There is no reason to believe that the proliferation of measures to regulate commercial pet breeders and retailers will stop in 2010. New Hampshire, Pennsylvania and Wisconsin have already proposed bills and regulations relating to pet breeders and dealers.

We can expect to see more states moving to restrict the power of local governments to ban medical or veterinary procedures. We also predict that activists will increasingly turn to ballot initiatives to set animal welfare policy in those states that allow this type of direct citizen action. The use of the ballot initiative may even spill over to regulation of companion animals on issues such as commercial breeder regulation. In this past, ballot initiatives were used successfully to pass restrictions on livestock housing systems. For example, the Ohio Livestock Standards Board was created through a voter ballot initiative in 2009. This measure may give rise to similar referenda in the future.

In response to a dramatic rise in reported pet thefts in 2009, lawmakers in several states are poised to increase penalties for dog-napping. New York has already introduced SB 6354 which would establish the crimes of pet theft in the first and second degree. It would provide that pet theft in the second degree is a Class E felony and that pet theft in the first degree is a Class D felony.

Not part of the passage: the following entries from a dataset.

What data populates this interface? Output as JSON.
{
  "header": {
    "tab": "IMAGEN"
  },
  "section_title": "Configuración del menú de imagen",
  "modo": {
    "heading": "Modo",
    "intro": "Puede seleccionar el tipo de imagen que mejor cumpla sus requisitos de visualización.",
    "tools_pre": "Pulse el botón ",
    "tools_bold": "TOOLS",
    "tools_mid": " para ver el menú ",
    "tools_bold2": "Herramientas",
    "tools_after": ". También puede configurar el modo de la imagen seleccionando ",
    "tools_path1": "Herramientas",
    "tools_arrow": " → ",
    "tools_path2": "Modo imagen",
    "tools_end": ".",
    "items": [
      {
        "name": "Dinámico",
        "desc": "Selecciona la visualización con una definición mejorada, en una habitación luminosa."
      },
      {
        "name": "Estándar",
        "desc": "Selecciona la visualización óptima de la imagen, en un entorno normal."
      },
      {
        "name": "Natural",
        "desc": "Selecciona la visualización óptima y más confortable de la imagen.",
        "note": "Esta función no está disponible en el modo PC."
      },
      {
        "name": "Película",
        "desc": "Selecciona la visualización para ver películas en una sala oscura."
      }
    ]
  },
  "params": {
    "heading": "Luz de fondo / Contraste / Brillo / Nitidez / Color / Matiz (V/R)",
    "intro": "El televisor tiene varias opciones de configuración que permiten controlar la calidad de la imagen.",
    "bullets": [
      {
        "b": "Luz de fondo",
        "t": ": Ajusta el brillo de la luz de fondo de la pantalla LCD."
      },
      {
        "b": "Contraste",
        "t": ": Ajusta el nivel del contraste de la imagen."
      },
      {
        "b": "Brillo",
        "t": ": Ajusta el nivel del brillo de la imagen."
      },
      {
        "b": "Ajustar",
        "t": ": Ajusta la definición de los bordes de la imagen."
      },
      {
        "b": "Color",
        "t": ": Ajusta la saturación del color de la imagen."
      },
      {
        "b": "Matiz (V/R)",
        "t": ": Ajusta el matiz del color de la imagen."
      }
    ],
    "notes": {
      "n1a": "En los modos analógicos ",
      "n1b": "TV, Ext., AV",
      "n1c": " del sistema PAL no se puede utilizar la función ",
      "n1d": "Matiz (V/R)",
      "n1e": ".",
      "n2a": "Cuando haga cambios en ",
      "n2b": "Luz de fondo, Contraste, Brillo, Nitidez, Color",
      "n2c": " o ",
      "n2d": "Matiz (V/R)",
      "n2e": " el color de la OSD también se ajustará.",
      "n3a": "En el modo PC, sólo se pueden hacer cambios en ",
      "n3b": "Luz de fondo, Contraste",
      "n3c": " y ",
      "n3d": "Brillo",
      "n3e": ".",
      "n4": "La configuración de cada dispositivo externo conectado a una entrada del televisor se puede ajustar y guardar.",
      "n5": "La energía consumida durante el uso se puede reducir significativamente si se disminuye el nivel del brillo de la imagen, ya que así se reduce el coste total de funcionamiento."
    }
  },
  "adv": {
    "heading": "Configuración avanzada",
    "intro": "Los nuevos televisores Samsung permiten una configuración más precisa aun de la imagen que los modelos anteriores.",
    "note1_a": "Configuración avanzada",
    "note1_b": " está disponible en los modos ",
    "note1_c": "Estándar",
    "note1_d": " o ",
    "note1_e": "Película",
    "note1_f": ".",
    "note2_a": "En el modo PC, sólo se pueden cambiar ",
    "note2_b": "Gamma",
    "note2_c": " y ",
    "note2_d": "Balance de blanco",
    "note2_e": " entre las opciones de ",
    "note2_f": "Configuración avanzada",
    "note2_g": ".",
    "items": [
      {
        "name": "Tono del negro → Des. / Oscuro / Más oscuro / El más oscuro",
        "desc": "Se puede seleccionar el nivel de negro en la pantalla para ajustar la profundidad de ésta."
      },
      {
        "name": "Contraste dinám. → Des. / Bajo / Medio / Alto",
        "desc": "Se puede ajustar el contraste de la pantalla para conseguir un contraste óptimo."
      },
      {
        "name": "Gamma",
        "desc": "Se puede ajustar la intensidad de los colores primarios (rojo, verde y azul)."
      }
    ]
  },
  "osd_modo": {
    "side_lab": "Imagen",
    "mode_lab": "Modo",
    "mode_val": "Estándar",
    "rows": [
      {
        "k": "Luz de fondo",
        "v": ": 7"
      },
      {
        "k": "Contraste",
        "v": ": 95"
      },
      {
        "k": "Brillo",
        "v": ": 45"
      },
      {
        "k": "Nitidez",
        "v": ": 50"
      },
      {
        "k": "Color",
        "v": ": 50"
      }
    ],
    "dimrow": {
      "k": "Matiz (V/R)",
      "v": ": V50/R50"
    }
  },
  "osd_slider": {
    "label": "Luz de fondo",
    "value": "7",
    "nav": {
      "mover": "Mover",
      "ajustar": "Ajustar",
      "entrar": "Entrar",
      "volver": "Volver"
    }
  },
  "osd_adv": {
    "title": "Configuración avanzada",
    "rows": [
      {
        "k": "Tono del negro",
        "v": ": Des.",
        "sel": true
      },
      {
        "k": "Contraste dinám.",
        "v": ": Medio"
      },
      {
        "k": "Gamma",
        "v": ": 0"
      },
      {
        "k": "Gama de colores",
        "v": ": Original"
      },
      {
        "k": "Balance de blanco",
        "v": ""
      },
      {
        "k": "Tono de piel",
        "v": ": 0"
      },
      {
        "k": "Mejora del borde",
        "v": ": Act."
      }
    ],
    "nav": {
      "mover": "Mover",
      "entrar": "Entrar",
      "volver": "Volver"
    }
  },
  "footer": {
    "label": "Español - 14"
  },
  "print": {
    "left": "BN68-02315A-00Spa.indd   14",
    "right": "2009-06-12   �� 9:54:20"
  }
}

We have already tracked and analyzed 80 pre-filed and introduced bills and regulations for the upcoming legislative session. Animal cruelty and animal fighting legislation has been very prevalent thus far, and we predict that this trend will continue. In addition, we've seen legislation relating to complementary and alternative medicine, dangerous dogs, controlled substances and prescription monitoring programs, rabies vaccinations, and veterinary practice and licensure.

The following is a summary, by topics and subtopics, of several key animal and veterinary-related issues that arose in 2009. We have included both "adopted" measures, those that were signed into law or received final regulatory approval, as well as some of the most significant bills and regulatory proposals that were introduced but not adopted into law. For a more detailed analysis on any of these topics, please contact the AVMA State Legislative and Regulatory Affairs Department.

View year-end summary (PDF)